Renewable energy is the cheapest form of new energy
“Renewable energy is the cheapest form of new energy,” the premier said. “This plan makes Queensland the renewable energy capital of the world.”
She also noted that the plan was forecast to lower wholesale electricity prices in Queensland to around $56/MWh, a fraction of prices over recent months that has been driven by the soaring cost of fossil fuels.
“This plan is all about cheaper, cleaner and secure energy for Queenslanders,” the Premier said.
“It is about turbo-charging new investment in new minerals, batteries and manufacturing.”
A large focus of the new energy plan – and likely to be the most contentious part of the plan – is the creation of two massive pumped hydro projects.
The biggest will be a 5GW, 24 hour storage facility at Pioneer/Burdekin – around 70kms west of Mackay- that has been dubbed the “battery of the north”. The state also plans to build the previously flagged 2GW, 24 hour pumped hydro project at Borumba Dam near Gympie.
Palaszczuk said the “battery of the north” will be the biggest pumped hydro plant in the world, and together would be capable of providing up to 50 per cent of the state’s needs.
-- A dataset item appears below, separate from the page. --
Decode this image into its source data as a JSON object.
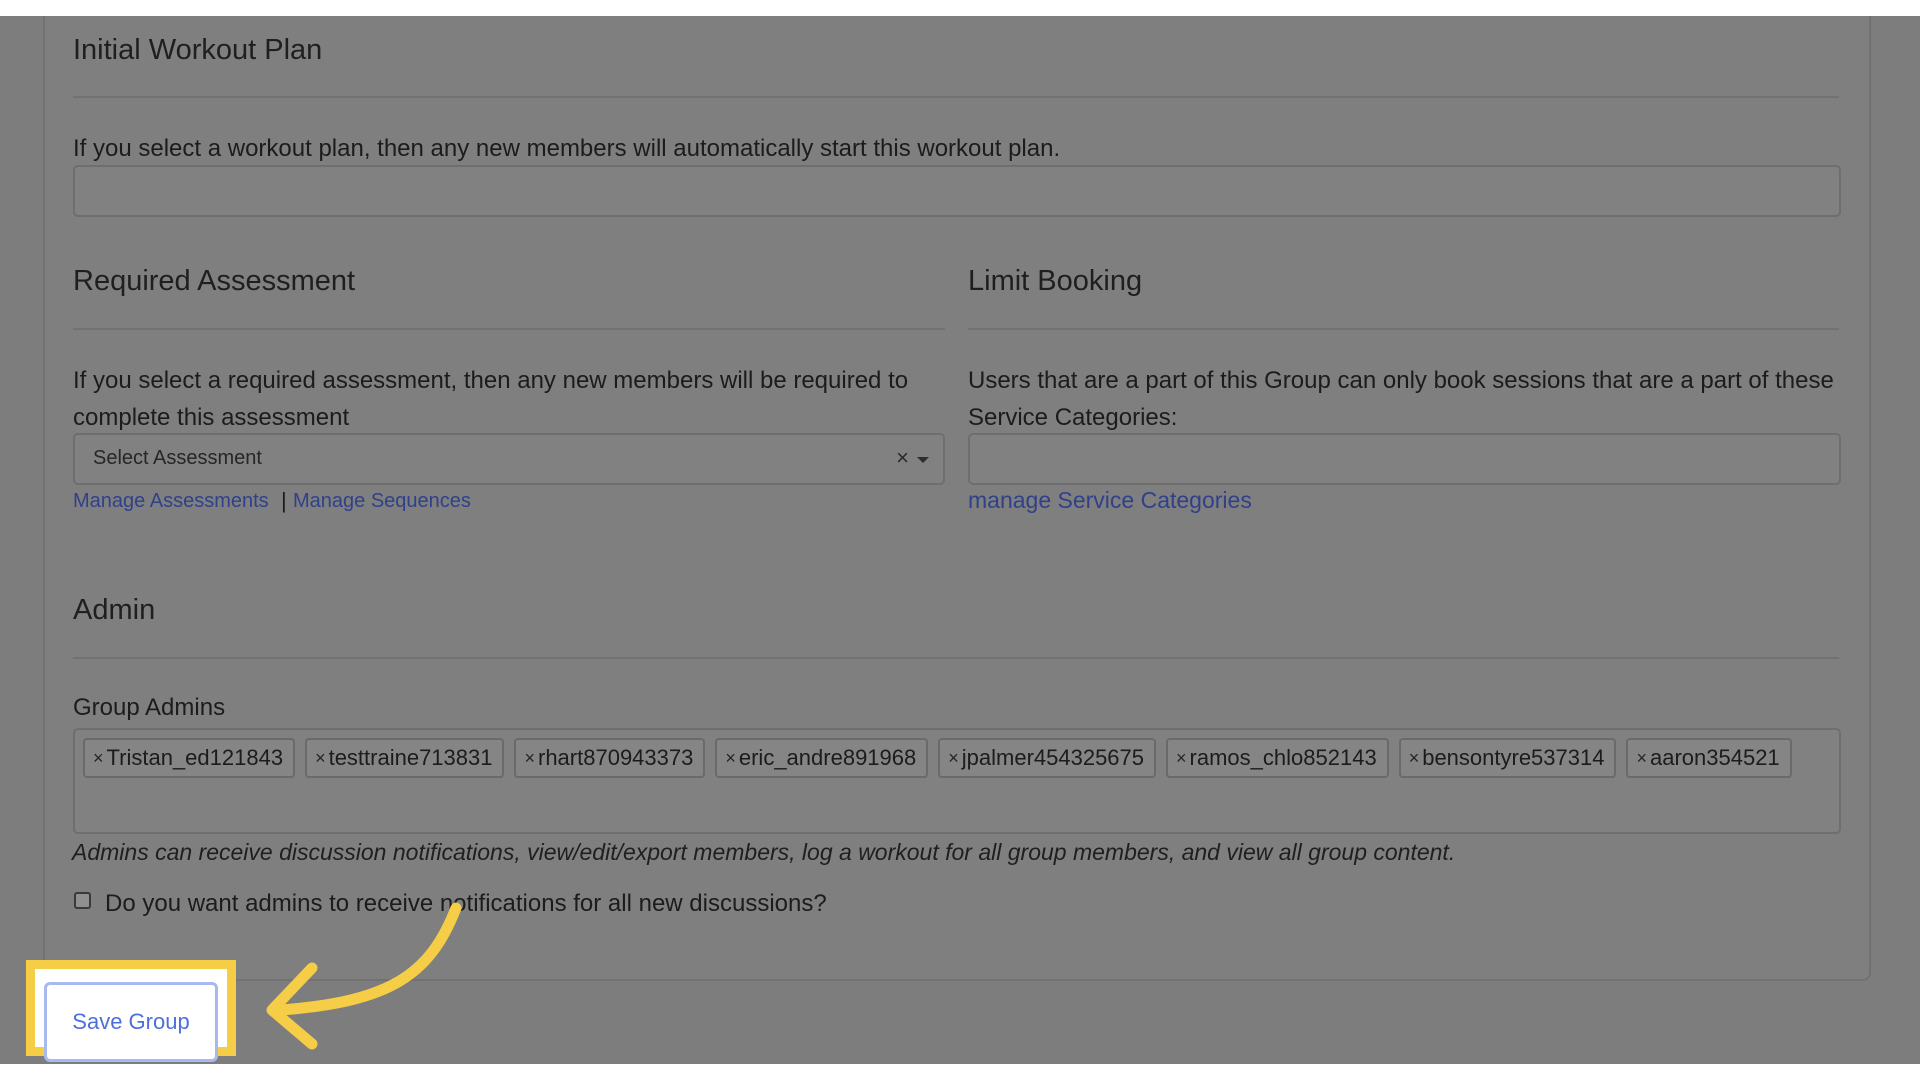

Two massive pumped hydro projects
The premier defended the dependence on pumped hydro, saying it was critical to smooth the transition away from coal, and because “battery storage” is not yet fully developed. It is clever politics in Queensland, but it is not clear that in 2030s, pumped hydro at that scale will be a better option than battery storage.
In fact, the state envisages a relatively modest 3GW of grid scale battery storage (no storage duration defined), with most of the battery storage (6GW) to be installed by homes and businesses. It will be back by $500 million for government-backed grid-scale and community batteries.
That strategy contrasts with the newly announced Victoria state storage target, which focuses largely on battery storage, and NSW, which is seeking to encourage a mix of battery and pumped hydro, or at least long duration storage of at least eight hours.
Queensland boasts of more than 50 large scale solar projects, although in the past seven years this has amounted to just over 2GW of solar and 600MW of large scale wind. It aims to have 25GW of large scale wind and solar by 2035, on top of 11GW of rooftop solar.
It currently has several major projects under construction, including the country’s biggest wind farm, the 1.02GW MacIntyre project, and the country’s biggest solar farm, the partially complete 400MW Western Downs solar farm.
Palaszczuk said the new 157MW Kaban wind farm is to be energised next week, and other projects currently under construction include the 180MW Dulacca wind farm and the 450MW Clarke Creek wind project.
“Today is about being bold with an energy and jobs plan that has tangible aims and palpable outcomes,” the premier said.
‘It’s about changing the game. Action on climate change. Action on our economy. Action we can all take part in. And action we can all be proud of.
“Queensland, it’s our time to shine.”